In the Johannesburg Plan of Implementation, energy decisions are contained primarily in paragraph 20 and its 23 subparagraphs. Paragraph 20 begins with an explicit call to governments, as well as relevant regional and international organizations and other relevant stakeholders to implement the recommendations and conclusions of CSD-9.
The 23 subparagraphs of paragraph 20 list a series of actions to promote the widespread availability of clean and affordable energy, including the promotion of renewable energy resources, efficiency improvements, and advanced energy technologies, including cleaner fossil fuel technologies.
With respect to nuclear power, CSD-9's broad conclusions were that countries agreed to disagree on the role of nuclear power in sustainable development, and that "the choice of nuclear energy rests with countries." There are eight recommendations of CSD-9, of which five concern promotion of a high level of nuclear safety and encourage additional research, international co-operation, regulation, and transparency; two recommend additional public education on nuclear issues and the further development of technological solutions for long lived radioactive waste; and the eighth concerns transport.
Since 1992, the IAEA has been active in the follow-up by the UN to Agenda 21, including contributions to "Earth Summit+5" in 1997, the UN's Ad Hoc Open-Ended Intergovernmental Group of Experts on Energy and Sustainable Development, the Ad Hoc Inter-Agency Task Force on Energy, CSD-9, the WSSD preparatory committees, and the WSSD itself.
Agenda 21 called on governments and international organizations to develop indicators for sustainable development. As task manager for Agenda 21's Chapter 22, "Safe and environmentally sound management of radioactive wastes", the IAEA developed indicators for radioactive waste. In addition, in 1999, the IAEA initiated a multi-agency study on Indicators for Sustainable Energy Development (ISEDs). At the invitation of the CSD Secretariat, the next phase of the ISED study, which also includes a new co-ordinated research project, was announced at the WSSD as a partnership. Government partners are from Brazil, Cuba, Lithuania, Mexico, the Russian Federation, and Slovakia. Other partners are the OECD IEA, Eurostat, the Economic Commission for Europe, and the Division for Sustainable Development and Statistics Division of the UN Department of Economic and Social Affairs.The second energy-related partnership announced by the IAEA at the WSSD is "Designing Country Profiles for Sustainable Development." Brazil will be the prototype case study. The partners are the National Reference Center on Biomass and the Graduate School of Engineering at the Federal University of Rio de Janeiro.
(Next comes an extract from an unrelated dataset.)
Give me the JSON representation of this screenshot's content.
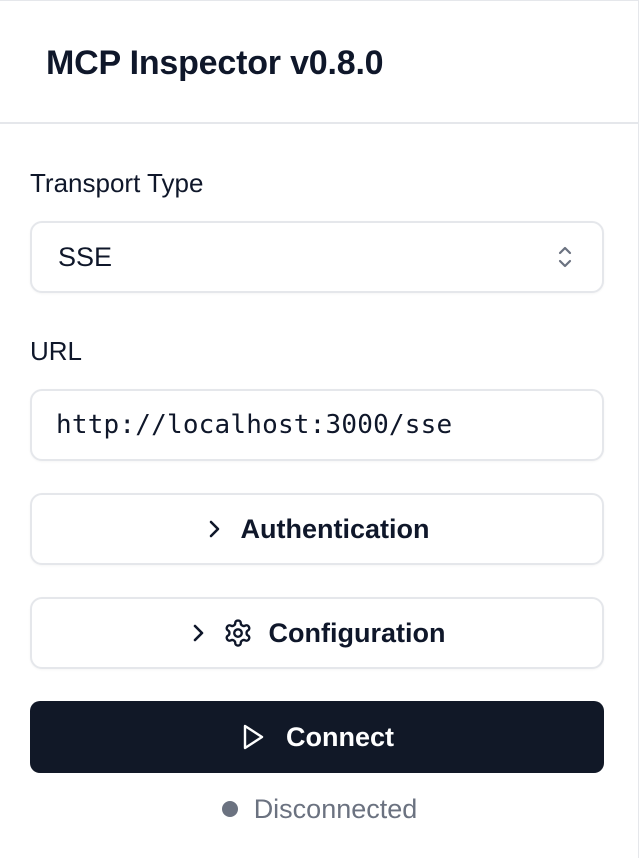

Paragraph 20 of the Johannesburg Plan of Implementation mentions capacity-building four times with reference to energy planning for sustainable development in developing countries.The IAEA's programme on "Analysis for Sustainable Energy Development", seeks to build such capacity in interested Member States by transferring modern planning methods, tools and databases, and by training in establishing and applying models, including their role in policy formulation.The IAEA attaches great importance to this work, which is reflected in the programme's proposed title for the 2004-2005 biennium, "Analysis and Capacity-Building for Sustainable Energy Development."
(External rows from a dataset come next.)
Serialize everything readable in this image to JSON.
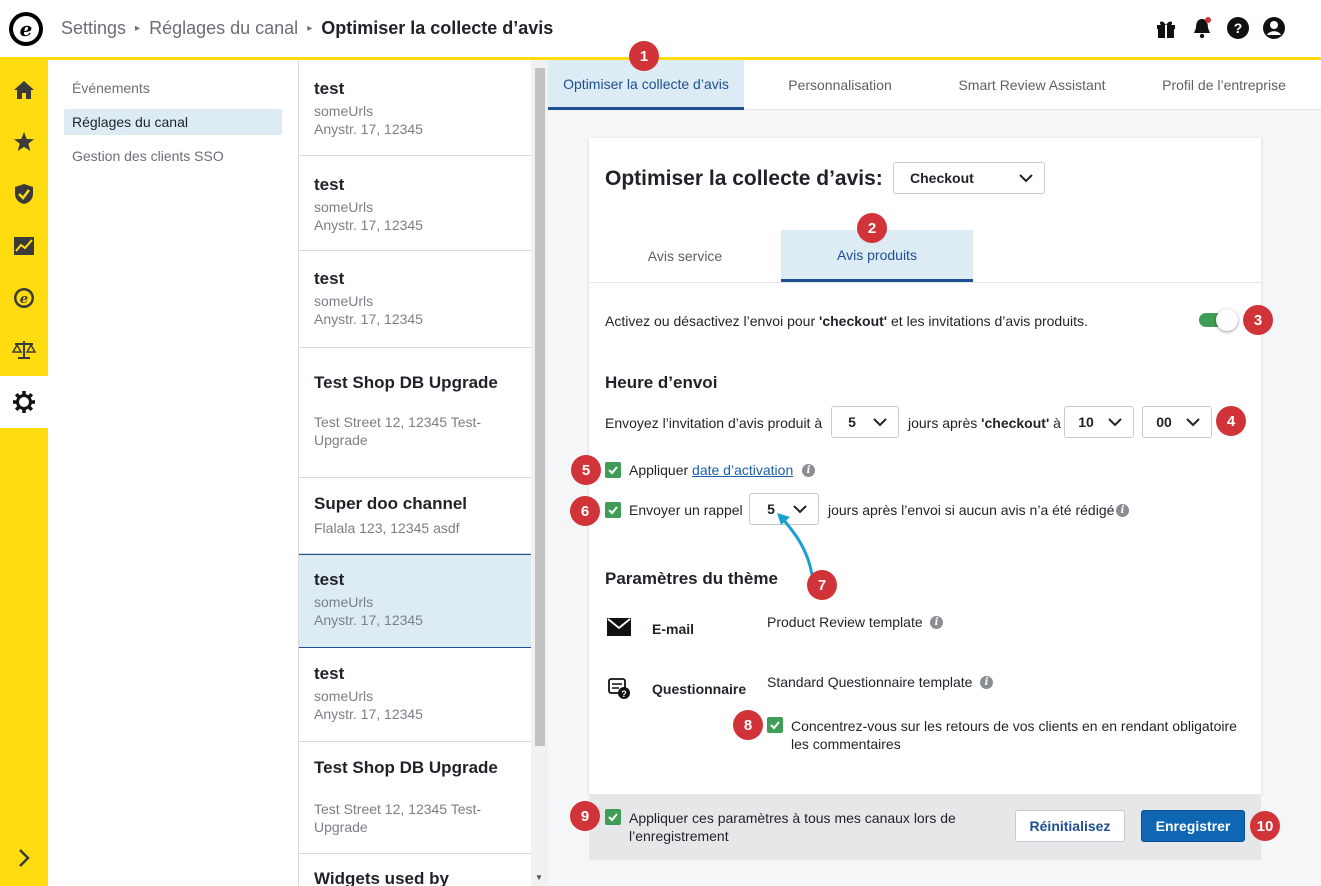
{
  "header": {
    "breadcrumbs": [
      "Settings",
      "Réglages du canal",
      "Optimiser la collecte d’avis"
    ]
  },
  "rail": {
    "icons": [
      "home-icon",
      "star-icon",
      "shield-icon",
      "analytics-icon",
      "trusted-logo-icon",
      "scales-icon",
      "gear-icon"
    ],
    "accent": "#ffdc0f"
  },
  "subnav": {
    "items": [
      "Événements",
      "Réglages du canal",
      "Gestion des clients SSO"
    ],
    "active": "Réglages du canal"
  },
  "channels": [
    {
      "title": "test",
      "line1": "someUrls",
      "line2": "Anystr. 17, 12345"
    },
    {
      "title": "test",
      "line1": "someUrls",
      "line2": "Anystr. 17, 12345"
    },
    {
      "title": "test",
      "line1": "someUrls",
      "line2": "Anystr. 17, 12345"
    },
    {
      "title": "Test Shop DB Upgrade",
      "line1": "Test Street 12, 12345 Test-",
      "line2": "Upgrade"
    },
    {
      "title": "Super doo channel",
      "line1": "Flalala 123, 12345 asdf",
      "line2": ""
    },
    {
      "title": "test",
      "line1": "someUrls",
      "line2": "Anystr. 17, 12345"
    },
    {
      "title": "test",
      "line1": "someUrls",
      "line2": "Anystr. 17, 12345"
    },
    {
      "title": "Test Shop DB Upgrade",
      "line1": "Test Street 12, 12345 Test-",
      "line2": "Upgrade"
    },
    {
      "title": "Widgets used by",
      "line1": "",
      "line2": ""
    }
  ],
  "tabs": [
    "Optimiser la collecte d’avis",
    "Personnalisation",
    "Smart Review Assistant",
    "Profil de l’entreprise"
  ],
  "card": {
    "title": "Optimiser la collecte d’avis:",
    "mode_select": "Checkout",
    "subtabs": [
      "Avis service",
      "Avis produits"
    ],
    "toggle_text_pre": "Activez ou désactivez l’envoi pour ",
    "toggle_text_bold": "'checkout'",
    "toggle_text_post": " et les invitations d’avis produits.",
    "toggle_on": true,
    "send_time_heading": "Heure d’envoi",
    "send_pre": "Envoyez l’invitation d’avis produit à",
    "days_value": "5",
    "send_mid_pre": "jours après ",
    "send_mid_bold": "'checkout'",
    "send_mid_post": " à",
    "hour_value": "10",
    "minute_value": "00",
    "activation_pre": "Appliquer ",
    "activation_link": "date d’activation",
    "reminder_label": "Envoyer un rappel",
    "reminder_value": "5",
    "reminder_post": "jours après l’envoi si aucun avis n’a été rédigé",
    "theme_heading": "Paramètres du thème",
    "email_label": "E-mail",
    "email_template": "Product Review template",
    "questionnaire_label": "Questionnaire",
    "questionnaire_template": "Standard Questionnaire template",
    "mandatory_comments": "Concentrez-vous sur les retours de vos clients en en rendant obligatoire les commentaires"
  },
  "footer": {
    "apply_all": "Appliquer ces paramètres à tous mes canaux lors de l’enregistrement",
    "reset_label": "Réinitialisez",
    "save_label": "Enregistrer"
  },
  "badges": [
    "1",
    "2",
    "3",
    "4",
    "5",
    "6",
    "7",
    "8",
    "9",
    "10"
  ],
  "colors": {
    "badge": "#d13438",
    "primary": "#0f66b3",
    "checkbox": "#3f9d57",
    "active_tab_bg": "#dcebf4"
  }
}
Paragraph 20 suggests specific actions both for the expansion of energy supply, which is necessary for economic development, and for the reduction of external costs (to the environment, public health, and future generations) of energy use. Reducing external costs requires the ability to measure and analyse them, as well as policies to facilitate their reduction. The latest addition to the IAEA's models and databases available to interested Member States is SIMPACTS (Simplified Approach for Estimating Impacts of Electricity Generation). Designed for developing countries, it requires less data than more sophisticated models, but produces comparable results. It covers all aspects of environmental impact, including damage to health, agriculture, forests and physical infrastructures.
Paragraph 20 calls for increased research on various energy techniques. Through its Department of Nuclear Energy, the IAEA provides continuing international support for research on all nuclear energy technologies. In particular, the new International Project on Innovative Nuclear Reactors and Fuel Cycles (INPRO) is specifically designed to support the safe, sustainable, economic and proliferation-resistant use of nuclear technology to meet the long-term global energy needs of the twenty-first century.